“People can fact-check Meet the Press every week on their own terms,” Meet the Press’ David Gregory told the Washington Post’s Howard Kurtz, shrugging off the suggestion that the Sunday show should follow the lead of ABC’s ‘This Week,’ which recently received heaps of praise for teaming up with PolitiFact to fact-check each week’s guest so no untruth slips through unchallenged. The original idea for a fact checking counterpart stemmed from NYU journalism prof Jay Rosen who, along with others, showed disdain for Gregory’s flippant dismissal to a formal fact-checking process.
Chas Danner was one of the many annoyed by Gregory’s comment. As a 31-year-old undergraduate journalism student in NYC, Danner is a regular reader of Rosen’s and not long ago set off to find out whether there was a Facebook group trying to pressure Gregory to change his mind. “This would be a pretty easy thing to get a group going to help pressure Meet the Press,” he told me during a phone interview. “And so I went on and it turns out there was already a group started by this guy named Paul Breer. All I knew about him is that he’s a guy from Kansas.
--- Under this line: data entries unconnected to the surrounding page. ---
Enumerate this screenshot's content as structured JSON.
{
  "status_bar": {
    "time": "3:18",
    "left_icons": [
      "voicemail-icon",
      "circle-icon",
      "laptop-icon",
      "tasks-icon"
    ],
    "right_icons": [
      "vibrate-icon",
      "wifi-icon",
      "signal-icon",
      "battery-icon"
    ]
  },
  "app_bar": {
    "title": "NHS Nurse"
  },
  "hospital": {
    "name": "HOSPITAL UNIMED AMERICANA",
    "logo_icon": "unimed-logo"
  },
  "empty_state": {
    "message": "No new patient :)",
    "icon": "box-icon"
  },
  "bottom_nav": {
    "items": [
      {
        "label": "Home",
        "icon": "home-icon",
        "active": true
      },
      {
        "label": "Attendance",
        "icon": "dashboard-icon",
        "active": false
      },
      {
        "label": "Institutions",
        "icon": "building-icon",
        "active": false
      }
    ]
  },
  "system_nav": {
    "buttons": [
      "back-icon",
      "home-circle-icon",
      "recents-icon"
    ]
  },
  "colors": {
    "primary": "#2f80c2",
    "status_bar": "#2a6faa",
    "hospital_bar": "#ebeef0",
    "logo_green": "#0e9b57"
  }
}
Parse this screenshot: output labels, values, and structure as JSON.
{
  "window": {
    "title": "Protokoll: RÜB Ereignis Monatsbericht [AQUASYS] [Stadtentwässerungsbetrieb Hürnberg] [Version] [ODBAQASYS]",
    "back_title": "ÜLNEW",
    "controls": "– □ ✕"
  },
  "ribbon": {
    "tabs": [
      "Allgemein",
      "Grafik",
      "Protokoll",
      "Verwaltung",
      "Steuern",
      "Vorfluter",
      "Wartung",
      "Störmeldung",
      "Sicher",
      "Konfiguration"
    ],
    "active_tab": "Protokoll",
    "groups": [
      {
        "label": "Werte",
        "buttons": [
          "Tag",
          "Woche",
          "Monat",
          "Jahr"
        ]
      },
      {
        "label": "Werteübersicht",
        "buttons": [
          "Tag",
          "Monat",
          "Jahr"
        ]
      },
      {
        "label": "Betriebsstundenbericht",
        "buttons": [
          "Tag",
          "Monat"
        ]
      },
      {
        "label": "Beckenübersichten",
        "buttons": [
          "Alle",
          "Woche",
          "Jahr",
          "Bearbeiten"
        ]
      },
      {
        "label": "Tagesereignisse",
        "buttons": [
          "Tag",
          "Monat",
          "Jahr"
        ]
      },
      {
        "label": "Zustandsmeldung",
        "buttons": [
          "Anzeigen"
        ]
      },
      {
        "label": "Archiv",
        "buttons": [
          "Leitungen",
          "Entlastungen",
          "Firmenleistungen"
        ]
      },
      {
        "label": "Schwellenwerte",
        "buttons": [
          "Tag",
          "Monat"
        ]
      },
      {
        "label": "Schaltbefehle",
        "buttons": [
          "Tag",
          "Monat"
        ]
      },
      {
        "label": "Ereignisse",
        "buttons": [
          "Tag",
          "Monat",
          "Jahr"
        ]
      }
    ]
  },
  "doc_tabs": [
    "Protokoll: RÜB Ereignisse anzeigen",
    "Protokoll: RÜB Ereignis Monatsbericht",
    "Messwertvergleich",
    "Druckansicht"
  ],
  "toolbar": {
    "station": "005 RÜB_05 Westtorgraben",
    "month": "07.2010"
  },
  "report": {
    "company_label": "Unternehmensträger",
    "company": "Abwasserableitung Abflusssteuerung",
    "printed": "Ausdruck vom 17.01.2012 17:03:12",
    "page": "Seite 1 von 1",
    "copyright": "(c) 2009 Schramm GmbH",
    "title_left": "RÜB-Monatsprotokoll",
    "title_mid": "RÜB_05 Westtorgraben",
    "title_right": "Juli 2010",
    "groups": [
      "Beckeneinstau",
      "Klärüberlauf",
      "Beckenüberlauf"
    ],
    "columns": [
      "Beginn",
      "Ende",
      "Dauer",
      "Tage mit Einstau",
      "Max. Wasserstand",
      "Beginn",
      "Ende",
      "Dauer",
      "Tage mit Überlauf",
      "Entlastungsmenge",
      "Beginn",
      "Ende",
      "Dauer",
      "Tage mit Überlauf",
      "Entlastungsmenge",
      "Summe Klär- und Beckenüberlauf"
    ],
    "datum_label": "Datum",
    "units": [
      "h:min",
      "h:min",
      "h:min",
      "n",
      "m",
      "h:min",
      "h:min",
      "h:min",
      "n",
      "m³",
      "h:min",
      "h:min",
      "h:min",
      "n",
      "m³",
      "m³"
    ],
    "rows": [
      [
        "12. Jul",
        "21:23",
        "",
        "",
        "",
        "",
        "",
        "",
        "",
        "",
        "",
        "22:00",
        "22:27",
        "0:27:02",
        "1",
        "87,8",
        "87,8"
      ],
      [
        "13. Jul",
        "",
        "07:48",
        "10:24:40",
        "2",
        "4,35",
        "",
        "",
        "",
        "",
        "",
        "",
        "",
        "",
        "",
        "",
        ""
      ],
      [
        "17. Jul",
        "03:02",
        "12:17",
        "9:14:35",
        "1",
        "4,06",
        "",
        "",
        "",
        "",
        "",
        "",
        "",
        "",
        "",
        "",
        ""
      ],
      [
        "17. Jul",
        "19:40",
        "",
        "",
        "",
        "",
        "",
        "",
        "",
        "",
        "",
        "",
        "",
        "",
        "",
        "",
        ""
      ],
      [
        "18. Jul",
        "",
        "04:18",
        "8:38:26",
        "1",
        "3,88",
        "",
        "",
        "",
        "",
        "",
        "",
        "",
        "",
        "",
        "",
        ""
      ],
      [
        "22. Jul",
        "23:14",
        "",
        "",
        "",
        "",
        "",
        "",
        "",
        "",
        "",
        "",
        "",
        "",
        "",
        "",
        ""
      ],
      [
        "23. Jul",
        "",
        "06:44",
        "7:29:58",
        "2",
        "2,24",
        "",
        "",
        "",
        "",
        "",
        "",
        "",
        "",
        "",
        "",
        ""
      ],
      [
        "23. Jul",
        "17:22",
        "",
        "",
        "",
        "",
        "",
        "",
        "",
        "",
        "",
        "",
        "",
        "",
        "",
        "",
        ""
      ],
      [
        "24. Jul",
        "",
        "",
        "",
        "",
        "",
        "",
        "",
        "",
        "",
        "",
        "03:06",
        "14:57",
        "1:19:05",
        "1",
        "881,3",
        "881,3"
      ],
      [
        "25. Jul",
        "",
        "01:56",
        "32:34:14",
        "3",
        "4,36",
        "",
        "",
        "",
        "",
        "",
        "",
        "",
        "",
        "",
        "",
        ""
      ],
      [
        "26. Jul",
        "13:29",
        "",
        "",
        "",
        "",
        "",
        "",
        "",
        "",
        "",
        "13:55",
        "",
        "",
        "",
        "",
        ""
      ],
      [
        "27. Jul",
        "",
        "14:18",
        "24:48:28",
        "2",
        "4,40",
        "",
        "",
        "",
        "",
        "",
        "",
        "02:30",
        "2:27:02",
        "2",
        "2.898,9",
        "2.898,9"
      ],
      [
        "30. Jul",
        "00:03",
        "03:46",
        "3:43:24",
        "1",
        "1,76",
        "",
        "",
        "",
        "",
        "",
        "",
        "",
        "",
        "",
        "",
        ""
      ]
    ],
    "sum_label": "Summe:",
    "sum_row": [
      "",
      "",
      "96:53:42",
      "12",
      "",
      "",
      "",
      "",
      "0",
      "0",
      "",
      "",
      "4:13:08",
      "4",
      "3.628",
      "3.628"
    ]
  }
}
So I joined the group, made a couple quick graphics and then gave him some advice.”
Those back-and-forth messages led to the formation of Meet the Facts, which describes itself as a “non-partisan grassroots effort to encourage the NBC television program Meet The Press to incorporate a formal fact checking procedure for all statements made on air by its guests.” Though the main gist of its effort is to get NBC to take this burden upon itself, this week the group published a detailed analysis of the most recent Meet the Press episode, weighing the accuracy of the assertions on the show much in the same way as you’ll see Politifact and Factcheck.org assess statements. “We got a volunteer who emailed us and said, ‘if you need help, let me know,’” Danner said. “And he ended up being great helping us do research, and the three of us looked over the episode, tried to find stuff to check, and went out and dug into it.”
This task, they found out, was not easy. Danner estimated that between the three of them it took 12 hours to research and he spent the better part of a day trying to format it into a digestible blog post. It turns out that fact-checking an episode is a time-consuming process, which is especially important when you consider that all three were doing so without getting paid. If the group wants to continue this from week to week, they’ll likely have to amass more volunteers and devise an efficient way to split up the work.
Understandably, Danner would like to hand off much of this work to a third-party group, perhaps a university journalism program, and he’s open to anyone who wishes to team up with the group. He said it’s up in the air right now whether they’ll actually be able to fact check every week, so this is why the main thrust of Meet the Facts is to get Meet the Press to take its own initiative in organizing a fact checking organization, either from an outside group (what Danner prefers) or in-house.
“I think that’s certainly the essential goal right now, to get as many people as possible to take action, and do whatever they can and get [Meet the Press and other Sunday shows] to change course. This isn’t a hard sell, it’s a pretty simple thing. And beyond that, if Meet the Facts needs to turn into some kind of counterpoint to Meet the Press, where we provide that service, I think we’re ready to take it to that level. But it’s a matter of finding the resources, the human resources … I don’t imagine my life’s calling is to fact check Meet the Press forever, but this may change the culture of Sunday talk shows.”